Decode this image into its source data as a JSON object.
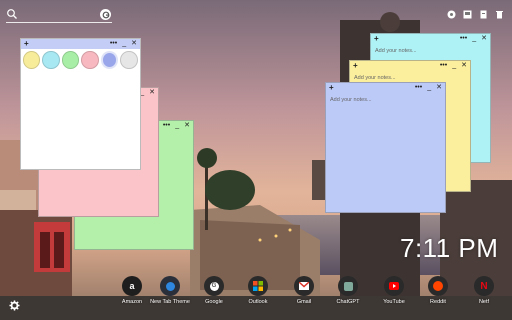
{
  "search": {
    "placeholder": ""
  },
  "notes": [
    {
      "name": "purple-note",
      "placeholder": ""
    },
    {
      "name": "pink-note",
      "placeholder": ""
    },
    {
      "name": "green-note",
      "placeholder": ""
    },
    {
      "name": "blue-note",
      "placeholder": "Add your notes..."
    },
    {
      "name": "yellow-note",
      "placeholder": "Add your notes..."
    },
    {
      "name": "cyan-note",
      "placeholder": "Add your notes..."
    }
  ],
  "note_controls": {
    "plus": "+",
    "menu": "•••",
    "minimize": "_",
    "close": "✕"
  },
  "swatch_colors": [
    "#f7ec9a",
    "#a8e8f2",
    "#a9eea6",
    "#f7b8c0",
    "#9aa6ea",
    "#e6e6e6"
  ],
  "clock": {
    "time": "7:11 PM"
  },
  "dock": [
    {
      "label": "Amazon",
      "glyph": "a",
      "color": "#111111"
    },
    {
      "label": "New Tab Theme",
      "glyph": "◐",
      "color": "#1b6fd6"
    },
    {
      "label": "Google",
      "glyph": "G",
      "color": "#333333"
    },
    {
      "label": "Outlook",
      "glyph": "▦",
      "color": "#2b2b2b"
    },
    {
      "label": "Gmail",
      "glyph": "M",
      "color": "#d33a2c"
    },
    {
      "label": "ChatGPT",
      "glyph": "✱",
      "color": "#3a3a3a"
    },
    {
      "label": "YouTube",
      "glyph": "▶",
      "color": "#d11"
    },
    {
      "label": "Reddit",
      "glyph": "●",
      "color": "#ff5700"
    },
    {
      "label": "Netf",
      "glyph": "N",
      "color": "#b00"
    }
  ]
}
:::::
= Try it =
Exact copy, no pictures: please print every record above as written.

= Answer space =
Decode this image into its source data as a JSON object.
{
  "search": {
    "placeholder": ""
  },
  "notes": [
    {
      "name": "purple-note",
      "placeholder": ""
    },
    {
      "name": "pink-note",
      "placeholder": ""
    },
    {
      "name": "green-note",
      "placeholder": ""
    },
    {
      "name": "blue-note",
      "placeholder": "Add your notes..."
    },
    {
      "name": "yellow-note",
      "placeholder": "Add your notes..."
    },
    {
      "name": "cyan-note",
      "placeholder": "Add your notes..."
    }
  ],
  "note_controls": {
    "plus": "+",
    "menu": "•••",
    "minimize": "_",
    "close": "✕"
  },
  "swatch_colors": [
    "#f7ec9a",
    "#a8e8f2",
    "#a9eea6",
    "#f7b8c0",
    "#9aa6ea",
    "#e6e6e6"
  ],
  "clock": {
    "time": "7:11 PM"
  },
  "dock": [
    {
      "label": "Amazon",
      "glyph": "a",
      "color": "#111111"
    },
    {
      "label": "New Tab Theme",
      "glyph": "◐",
      "color": "#1b6fd6"
    },
    {
      "label": "Google",
      "glyph": "G",
      "color": "#333333"
    },
    {
      "label": "Outlook",
      "glyph": "▦",
      "color": "#2b2b2b"
    },
    {
      "label": "Gmail",
      "glyph": "M",
      "color": "#d33a2c"
    },
    {
      "label": "ChatGPT",
      "glyph": "✱",
      "color": "#3a3a3a"
    },
    {
      "label": "YouTube",
      "glyph": "▶",
      "color": "#d11"
    },
    {
      "label": "Reddit",
      "glyph": "●",
      "color": "#ff5700"
    },
    {
      "label": "Netf",
      "glyph": "N",
      "color": "#b00"
    }
  ]
}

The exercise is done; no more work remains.